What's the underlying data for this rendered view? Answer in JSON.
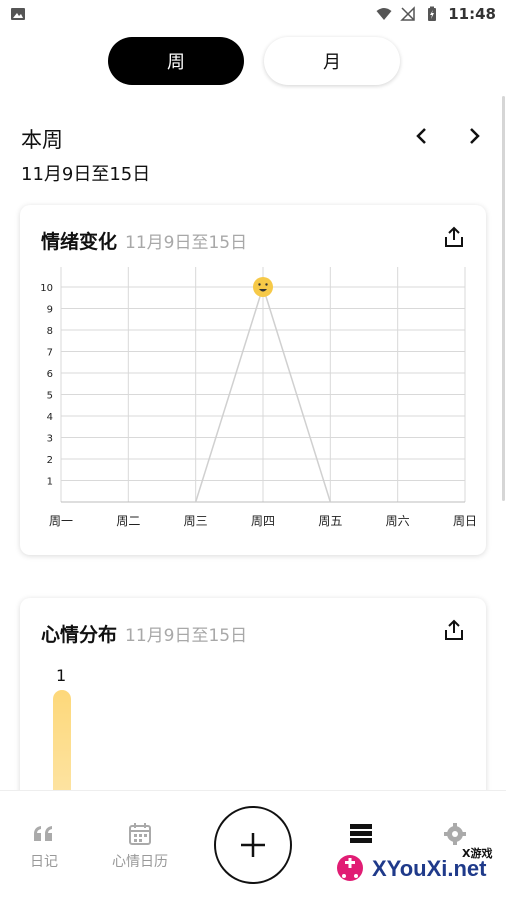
{
  "status_bar": {
    "time": "11:48"
  },
  "segments": {
    "week": "周",
    "month": "月",
    "active": "week"
  },
  "period": {
    "title": "本周",
    "range": "11月9日至15日"
  },
  "mood_trend_card": {
    "title": "情绪变化",
    "subtitle": "11月9日至15日",
    "chart_data": {
      "type": "line",
      "categories": [
        "周一",
        "周二",
        "周三",
        "周四",
        "周五",
        "周六",
        "周日"
      ],
      "values": [
        null,
        null,
        0,
        10,
        0,
        null,
        null
      ],
      "y_ticks": [
        1,
        2,
        3,
        4,
        5,
        6,
        7,
        8,
        9,
        10
      ],
      "ylim": [
        0,
        10
      ],
      "grid": true,
      "marker": "smiley-face",
      "colors": {
        "line": "#d0d0d0",
        "marker": "#f6c948",
        "grid": "#d9d9d9"
      }
    }
  },
  "mood_distribution_card": {
    "title": "心情分布",
    "subtitle": "11月9日至15日",
    "bar_value": "1",
    "bar_color": "#fdd87a"
  },
  "bottom_nav": {
    "diary": "日记",
    "calendar": "心情日历",
    "stats": "",
    "settings": ""
  },
  "watermark": {
    "brand": "XYouXi.net",
    "tag": "X游戏"
  }
}
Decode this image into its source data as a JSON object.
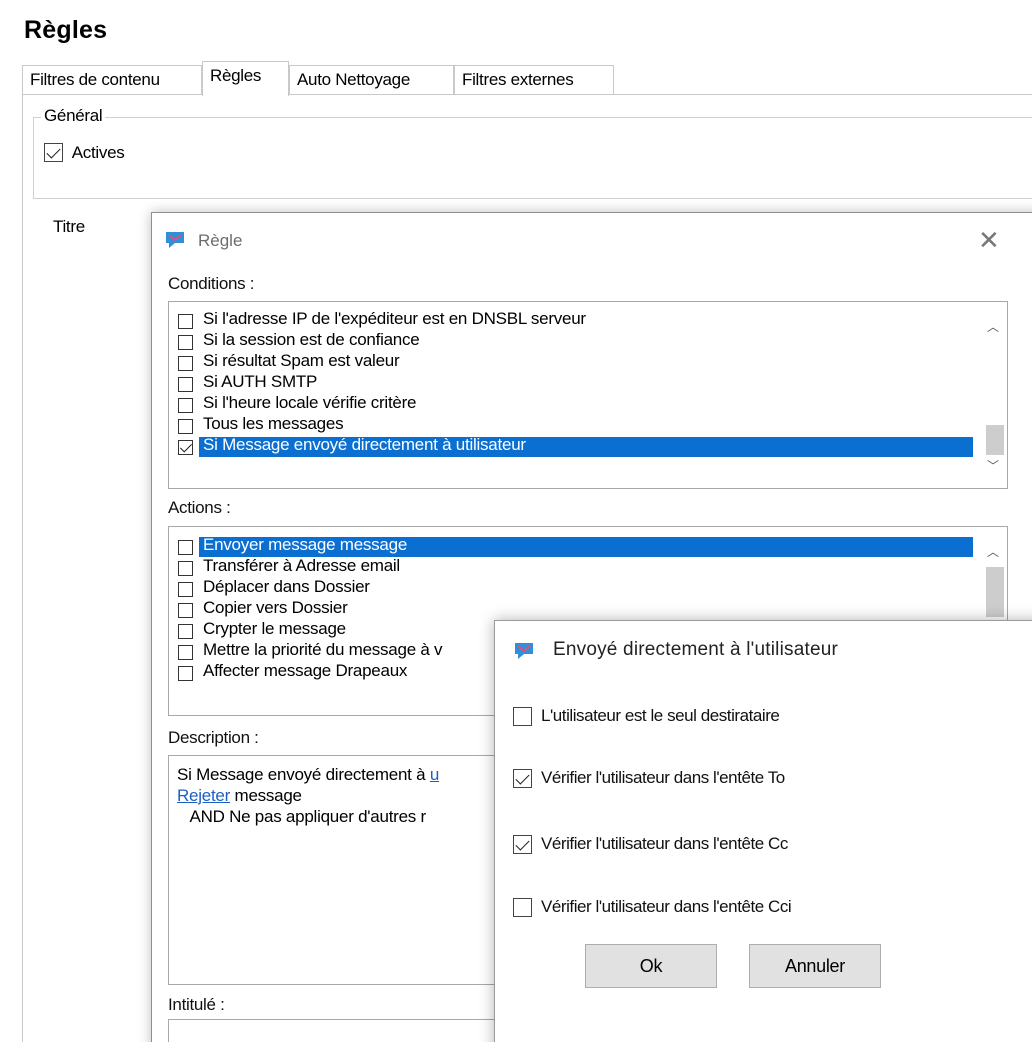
{
  "page": {
    "title": "Règles"
  },
  "tabs": [
    {
      "label": "Filtres de contenu",
      "active": false
    },
    {
      "label": "Règles",
      "active": true
    },
    {
      "label": "Auto Nettoyage",
      "active": false
    },
    {
      "label": "Filtres externes",
      "active": false
    }
  ],
  "general": {
    "legend": "Général",
    "actives_label": "Actives",
    "actives_checked": true
  },
  "titre_label": "Titre",
  "rule_dialog": {
    "title": "Règle",
    "conditions_label": "Conditions :",
    "conditions": [
      {
        "label": "Si l'adresse IP de l'expéditeur est en DNSBL serveur",
        "checked": false,
        "selected": false
      },
      {
        "label": "Si la session est de confiance",
        "checked": false,
        "selected": false
      },
      {
        "label": "Si résultat Spam est valeur",
        "checked": false,
        "selected": false
      },
      {
        "label": "Si AUTH SMTP",
        "checked": false,
        "selected": false
      },
      {
        "label": "Si l'heure locale vérifie critère",
        "checked": false,
        "selected": false
      },
      {
        "label": "Tous les messages",
        "checked": false,
        "selected": false
      },
      {
        "label": "Si Message envoyé directement à utilisateur",
        "checked": true,
        "selected": true
      }
    ],
    "actions_label": "Actions :",
    "actions": [
      {
        "label": "Envoyer message message",
        "checked": false,
        "selected": true
      },
      {
        "label": "Transférer à Adresse email",
        "checked": false,
        "selected": false
      },
      {
        "label": "Déplacer dans Dossier",
        "checked": false,
        "selected": false
      },
      {
        "label": "Copier vers Dossier",
        "checked": false,
        "selected": false
      },
      {
        "label": "Crypter le message",
        "checked": false,
        "selected": false
      },
      {
        "label": "Mettre la priorité du message à v",
        "checked": false,
        "selected": false
      },
      {
        "label": "Affecter message Drapeaux",
        "checked": false,
        "selected": false
      }
    ],
    "description_label": "Description :",
    "description": {
      "line1_text": "Si Message envoyé directement à ",
      "line1_link": "u",
      "line2_link": "Rejeter",
      "line2_text": " message",
      "line3_text": "   AND Ne pas appliquer d'autres r"
    },
    "intitule_label": "Intitulé :"
  },
  "sent_dialog": {
    "title": "Envoyé directement à l'utilisateur",
    "options": [
      {
        "label": "L'utilisateur est le seul destirataire",
        "checked": false
      },
      {
        "label": "Vérifier l'utilisateur dans l'entête To",
        "checked": true
      },
      {
        "label": "Vérifier l'utilisateur dans l'entête Cc",
        "checked": true
      },
      {
        "label": "Vérifier l'utilisateur dans l'entête Cci",
        "checked": false
      }
    ],
    "ok_label": "Ok",
    "cancel_label": "Annuler"
  },
  "icons": {
    "dialog_icon": "chat-bubble-icon",
    "close": "close-icon",
    "scroll_up": "chevron-up-icon",
    "scroll_down": "chevron-down-icon"
  },
  "colors": {
    "selection": "#0a6fd1",
    "link": "#1d5fc5",
    "icon_blue": "#2f8fd8",
    "icon_pink": "#e0507a"
  }
}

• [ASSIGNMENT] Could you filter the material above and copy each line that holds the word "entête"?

• [SOLUTION TO THE PROBLEM]
        "label": "Vérifier l'utilisateur dans l'entête To",
        "label": "Vérifier l'utilisateur dans l'entête Cc",
        "label": "Vérifier l'utilisateur dans l'entête Cci",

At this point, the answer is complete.